Output every record below precisely as it is written.
↓↓↓
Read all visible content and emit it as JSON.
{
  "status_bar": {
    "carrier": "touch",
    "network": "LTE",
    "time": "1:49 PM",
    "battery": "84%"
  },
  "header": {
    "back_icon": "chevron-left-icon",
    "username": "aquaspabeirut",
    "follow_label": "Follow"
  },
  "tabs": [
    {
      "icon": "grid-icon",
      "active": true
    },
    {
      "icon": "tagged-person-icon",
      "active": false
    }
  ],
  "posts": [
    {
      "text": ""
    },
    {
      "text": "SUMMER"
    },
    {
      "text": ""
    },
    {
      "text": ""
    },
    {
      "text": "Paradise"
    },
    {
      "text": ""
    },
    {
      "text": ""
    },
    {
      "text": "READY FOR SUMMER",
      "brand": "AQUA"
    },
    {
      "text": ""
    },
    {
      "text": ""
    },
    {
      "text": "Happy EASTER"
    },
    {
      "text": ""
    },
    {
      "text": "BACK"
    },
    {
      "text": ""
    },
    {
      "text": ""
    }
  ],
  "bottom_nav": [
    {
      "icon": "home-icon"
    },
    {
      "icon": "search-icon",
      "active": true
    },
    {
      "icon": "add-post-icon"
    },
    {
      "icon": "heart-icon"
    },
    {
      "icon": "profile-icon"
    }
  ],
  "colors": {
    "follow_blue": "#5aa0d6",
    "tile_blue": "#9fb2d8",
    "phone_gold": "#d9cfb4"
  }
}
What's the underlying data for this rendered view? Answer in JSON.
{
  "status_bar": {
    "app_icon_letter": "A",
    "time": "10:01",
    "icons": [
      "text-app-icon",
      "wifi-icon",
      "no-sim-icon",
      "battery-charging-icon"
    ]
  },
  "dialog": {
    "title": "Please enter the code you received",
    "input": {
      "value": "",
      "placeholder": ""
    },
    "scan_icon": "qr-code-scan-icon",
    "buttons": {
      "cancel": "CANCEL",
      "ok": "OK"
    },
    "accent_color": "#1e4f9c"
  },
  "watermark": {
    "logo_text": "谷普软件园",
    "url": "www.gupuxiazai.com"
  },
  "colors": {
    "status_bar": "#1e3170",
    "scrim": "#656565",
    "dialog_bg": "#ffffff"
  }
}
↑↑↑
Finished task:
Read all visible content and emit it as JSON.
{
  "status_bar": {
    "carrier": "touch",
    "network": "LTE",
    "time": "1:49 PM",
    "battery": "84%"
  },
  "header": {
    "back_icon": "chevron-left-icon",
    "username": "aquaspabeirut",
    "follow_label": "Follow"
  },
  "tabs": [
    {
      "icon": "grid-icon",
      "active": true
    },
    {
      "icon": "tagged-person-icon",
      "active": false
    }
  ],
  "posts": [
    {
      "text": ""
    },
    {
      "text": "SUMMER"
    },
    {
      "text": ""
    },
    {
      "text": ""
    },
    {
      "text": "Paradise"
    },
    {
      "text": ""
    },
    {
      "text": ""
    },
    {
      "text": "READY FOR SUMMER",
      "brand": "AQUA"
    },
    {
      "text": ""
    },
    {
      "text": ""
    },
    {
      "text": "Happy EASTER"
    },
    {
      "text": ""
    },
    {
      "text": "BACK"
    },
    {
      "text": ""
    },
    {
      "text": ""
    }
  ],
  "bottom_nav": [
    {
      "icon": "home-icon"
    },
    {
      "icon": "search-icon",
      "active": true
    },
    {
      "icon": "add-post-icon"
    },
    {
      "icon": "heart-icon"
    },
    {
      "icon": "profile-icon"
    }
  ],
  "colors": {
    "follow_blue": "#5aa0d6",
    "tile_blue": "#9fb2d8",
    "phone_gold": "#d9cfb4"
  }
}
What's the underlying data for this rendered view? Answer in JSON.
{
  "status_bar": {
    "app_icon_letter": "A",
    "time": "10:01",
    "icons": [
      "text-app-icon",
      "wifi-icon",
      "no-sim-icon",
      "battery-charging-icon"
    ]
  },
  "dialog": {
    "title": "Please enter the code you received",
    "input": {
      "value": "",
      "placeholder": ""
    },
    "scan_icon": "qr-code-scan-icon",
    "buttons": {
      "cancel": "CANCEL",
      "ok": "OK"
    },
    "accent_color": "#1e4f9c"
  },
  "watermark": {
    "logo_text": "谷普软件园",
    "url": "www.gupuxiazai.com"
  },
  "colors": {
    "status_bar": "#1e3170",
    "scrim": "#656565",
    "dialog_bg": "#ffffff"
  }
}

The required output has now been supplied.